Entries shown ->
= Beginning of Section =

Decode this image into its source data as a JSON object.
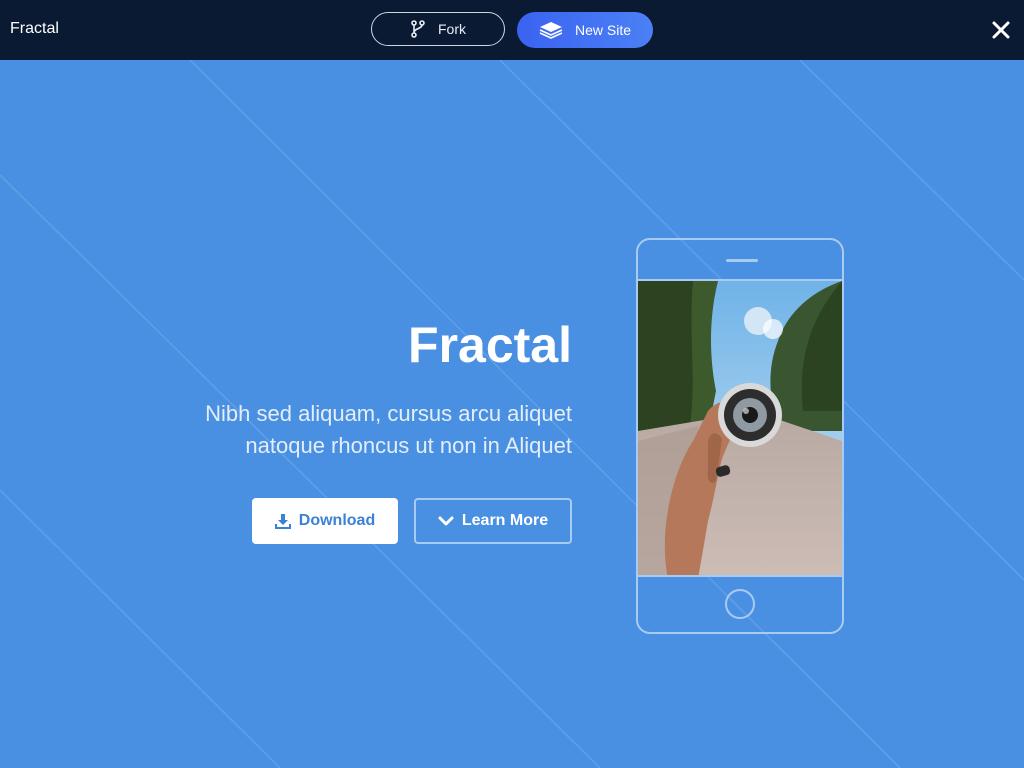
{
  "topbar": {
    "brand": "Fractal",
    "fork_label": "Fork",
    "new_site_label": "New Site",
    "close_icon": "close-icon"
  },
  "hero": {
    "title": "Fractal",
    "subtitle_line1": "Nibh sed aliquam, cursus arcu aliquet",
    "subtitle_line2": "natoque rhoncus ut non in Aliquet",
    "download_label": "Download",
    "learn_more_label": "Learn More",
    "image": "hand holding camera lens on road"
  },
  "colors": {
    "topbar_bg": "#0a1a33",
    "hero_bg": "#4a90e2",
    "accent": "#3a63f0",
    "download_text": "#3b82d6"
  }
}
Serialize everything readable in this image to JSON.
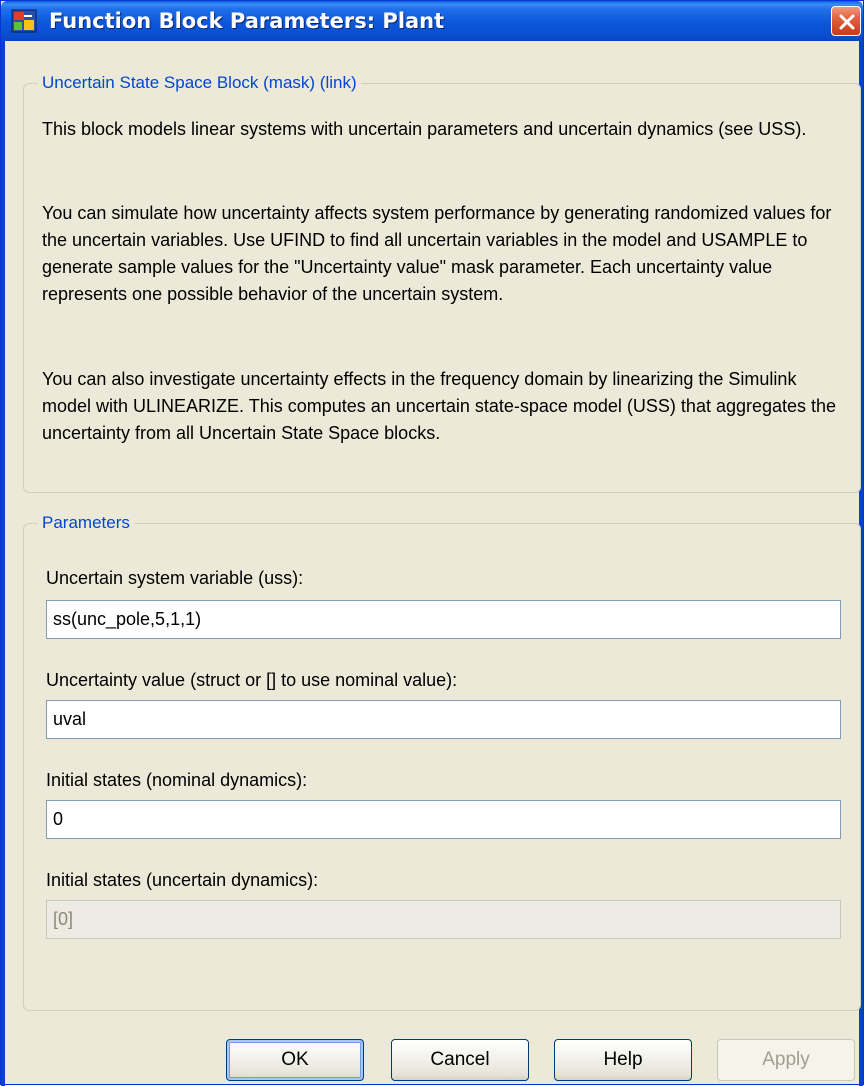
{
  "window": {
    "title": "Function Block Parameters: Plant"
  },
  "description": {
    "legend": "Uncertain State Space Block (mask) (link)",
    "paragraphs": [
      "This block models linear systems with uncertain parameters and uncertain dynamics (see USS).",
      "You can simulate how uncertainty affects system performance by generating randomized values for the uncertain variables. Use UFIND to find all uncertain variables in the model and USAMPLE to generate sample values for the \"Uncertainty value\" mask parameter. Each uncertainty value represents one possible behavior of the uncertain system.",
      "You can also investigate uncertainty effects in the frequency domain by linearizing the Simulink model with ULINEARIZE. This computes an uncertain state-space model (USS) that aggregates the uncertainty from all Uncertain State Space blocks."
    ]
  },
  "parameters": {
    "legend": "Parameters",
    "fields": [
      {
        "label": "Uncertain system variable (uss):",
        "value": "ss(unc_pole,5,1,1)"
      },
      {
        "label": "Uncertainty value (struct or [] to use nominal value):",
        "value": "uval"
      },
      {
        "label": "Initial states (nominal dynamics):",
        "value": "0"
      },
      {
        "label": "Initial states (uncertain dynamics):",
        "value": "[0]"
      }
    ]
  },
  "buttons": {
    "ok": "OK",
    "cancel": "Cancel",
    "help": "Help",
    "apply": "Apply"
  },
  "icons": {
    "window_icon": "simulink-block-icon",
    "close": "close-icon"
  },
  "colors": {
    "titlebar": "#0A4FCF",
    "legend_text": "#0046D5",
    "dialog_bg": "#ECE9D8",
    "close_button": "#D5481F"
  }
}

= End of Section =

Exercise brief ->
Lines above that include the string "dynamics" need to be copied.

Answer below ->
      "This block models linear systems with uncertain parameters and uncertain dynamics (see USS).",
        "label": "Initial states (nominal dynamics):",
        "label": "Initial states (uncertain dynamics):",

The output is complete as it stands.